The trio Pradip Patade, a self-taught Mumbai-based marine researcher; Siddharth Chakravarty, an academic researcher in the fishing industry; and Abhishek Jamalabad, a marine biologist,  formed the group to apprise citizens about Mumbai’s marine life. The marine walk, which was not open to the public, was motivated by the idea of discovering different marine animals that wash ashore during monsoon and to study how the pattern of species that are found throughout the season remains during monsoon. The group has been conducting marine walks at the rocky shore of Marine Drive, Colaba, Juhu, Priyadarshani Park, Haji Ali and Worli among other places.

 

A cowrie, a species whose shells have served as currencyA cowrie, a species whose shells have served as currency

Pradip, who has been working on creating awareness about the coastal diversity among Mumbaikars since 2013, says, “Fishermen from several shores of Mumbai told me that the corals are washed away during monsoon and then starts growing again after the season.
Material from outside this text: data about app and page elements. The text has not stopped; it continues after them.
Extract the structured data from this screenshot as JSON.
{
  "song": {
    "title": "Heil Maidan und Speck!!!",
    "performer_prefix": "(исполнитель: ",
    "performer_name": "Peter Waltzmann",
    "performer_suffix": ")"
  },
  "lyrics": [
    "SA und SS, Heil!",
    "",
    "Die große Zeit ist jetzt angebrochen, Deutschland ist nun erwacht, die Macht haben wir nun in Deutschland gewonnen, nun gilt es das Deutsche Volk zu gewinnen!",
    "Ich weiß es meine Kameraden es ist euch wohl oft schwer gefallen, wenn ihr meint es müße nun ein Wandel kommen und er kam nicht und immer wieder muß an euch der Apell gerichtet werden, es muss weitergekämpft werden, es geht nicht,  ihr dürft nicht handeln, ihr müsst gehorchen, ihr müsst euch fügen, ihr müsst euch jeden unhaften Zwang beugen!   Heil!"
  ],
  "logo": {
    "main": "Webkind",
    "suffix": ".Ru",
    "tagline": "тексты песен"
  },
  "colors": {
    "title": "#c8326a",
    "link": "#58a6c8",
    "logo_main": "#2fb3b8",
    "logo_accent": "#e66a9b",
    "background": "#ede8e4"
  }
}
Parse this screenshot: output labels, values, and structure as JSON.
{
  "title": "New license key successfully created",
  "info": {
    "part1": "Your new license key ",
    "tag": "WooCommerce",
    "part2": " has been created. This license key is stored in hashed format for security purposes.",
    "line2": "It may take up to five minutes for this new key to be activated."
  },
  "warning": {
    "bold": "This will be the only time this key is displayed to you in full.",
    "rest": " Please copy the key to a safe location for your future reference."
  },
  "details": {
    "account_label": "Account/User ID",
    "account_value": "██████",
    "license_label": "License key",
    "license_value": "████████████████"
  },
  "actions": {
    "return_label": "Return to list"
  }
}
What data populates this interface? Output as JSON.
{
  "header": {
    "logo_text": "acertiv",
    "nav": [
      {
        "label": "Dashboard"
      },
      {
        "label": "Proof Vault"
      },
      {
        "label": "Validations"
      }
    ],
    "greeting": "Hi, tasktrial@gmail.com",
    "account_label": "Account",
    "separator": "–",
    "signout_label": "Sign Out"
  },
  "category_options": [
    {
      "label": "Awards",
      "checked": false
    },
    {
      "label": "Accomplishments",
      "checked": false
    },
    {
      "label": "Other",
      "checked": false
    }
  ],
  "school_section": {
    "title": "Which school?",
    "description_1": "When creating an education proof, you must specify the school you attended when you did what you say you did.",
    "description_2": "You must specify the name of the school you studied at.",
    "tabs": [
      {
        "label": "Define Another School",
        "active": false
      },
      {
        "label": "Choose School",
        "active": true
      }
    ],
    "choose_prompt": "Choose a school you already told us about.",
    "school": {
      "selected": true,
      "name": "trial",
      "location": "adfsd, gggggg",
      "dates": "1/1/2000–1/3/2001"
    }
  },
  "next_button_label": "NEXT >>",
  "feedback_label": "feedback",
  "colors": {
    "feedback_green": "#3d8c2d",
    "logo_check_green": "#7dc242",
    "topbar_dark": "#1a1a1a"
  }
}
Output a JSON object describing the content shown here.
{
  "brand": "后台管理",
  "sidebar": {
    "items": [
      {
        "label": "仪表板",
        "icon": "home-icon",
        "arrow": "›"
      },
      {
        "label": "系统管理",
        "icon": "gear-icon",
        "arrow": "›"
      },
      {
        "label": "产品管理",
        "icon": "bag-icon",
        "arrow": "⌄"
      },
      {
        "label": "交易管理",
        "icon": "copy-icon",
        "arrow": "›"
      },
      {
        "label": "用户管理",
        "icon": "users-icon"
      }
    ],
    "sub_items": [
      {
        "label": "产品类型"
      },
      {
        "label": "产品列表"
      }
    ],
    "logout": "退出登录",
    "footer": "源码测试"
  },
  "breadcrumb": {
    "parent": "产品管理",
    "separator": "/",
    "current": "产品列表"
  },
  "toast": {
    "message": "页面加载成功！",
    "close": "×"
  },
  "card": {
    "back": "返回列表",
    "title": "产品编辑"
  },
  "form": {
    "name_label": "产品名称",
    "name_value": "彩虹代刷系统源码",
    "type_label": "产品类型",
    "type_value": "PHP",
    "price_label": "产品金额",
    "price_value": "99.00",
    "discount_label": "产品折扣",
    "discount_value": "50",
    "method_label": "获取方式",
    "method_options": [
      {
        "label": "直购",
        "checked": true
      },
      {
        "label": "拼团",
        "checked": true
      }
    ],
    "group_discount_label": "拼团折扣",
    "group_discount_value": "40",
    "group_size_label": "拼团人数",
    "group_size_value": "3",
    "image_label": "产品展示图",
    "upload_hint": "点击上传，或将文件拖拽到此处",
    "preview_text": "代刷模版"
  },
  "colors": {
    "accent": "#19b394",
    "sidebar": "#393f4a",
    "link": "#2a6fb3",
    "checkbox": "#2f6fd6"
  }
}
Since the last two months, we have observed that these corals are in fact shrinking in size. We wanted to study the phenomenon that fishermen have been claiming, which is why I was driven to observe them during monsoon.” According to the existing data on these corals, it has been found that every year, they grow by one centimetre.

 

 The Marine Life of Mumbai conducts walks throughout the year for public who are enthusiastic about knowing rich marine biodiversity of Mumbai , except for the monsoon season. “The high tides, torrential rains, turbulent wave action, lightening does not make it safe for the public to be on rocky shores. We have started this initiative to study the patterns of marine animals during monsoon, however it is not open for common people. We are trying to gather enough information which we will deseminate among people,” said Pradip.

For some in the group, the marine walk during monsoon helped them sight marine animals that they have not seen before. “During the last two days, I spotted a decorator crab, which I have never seen before. They decorate their surface with sponges and algae to camouflage among the rocks,” said Omkar Bhurke, a member of the group. Meanwhile, the group also encountered the sea fan, a type of coral, which is a Schedule-I species that is deemed protected, much like the tiger in India.

 

A starfish with seven armsA starfish with seven arms

While Mumbai’s shores boasts of both hard and soft corals especially zoanthids, as well as colourful sea sponges, the group also witnessed several snails, sea anemones, brittle stars and the enchanting cowries along the shores. “Cowries are at abundance in few shores of Mumbai, while seeking for them, one must understand that they are usually found in areas where there is lesser wave action. In fact when you are looking for marine animals, we have to look at other things associated with it. Like we usually observe the sites where hydroids are present so we will find a sea slug somewhere near,” says Pradip.

 

Tags: researchers, fishermen, public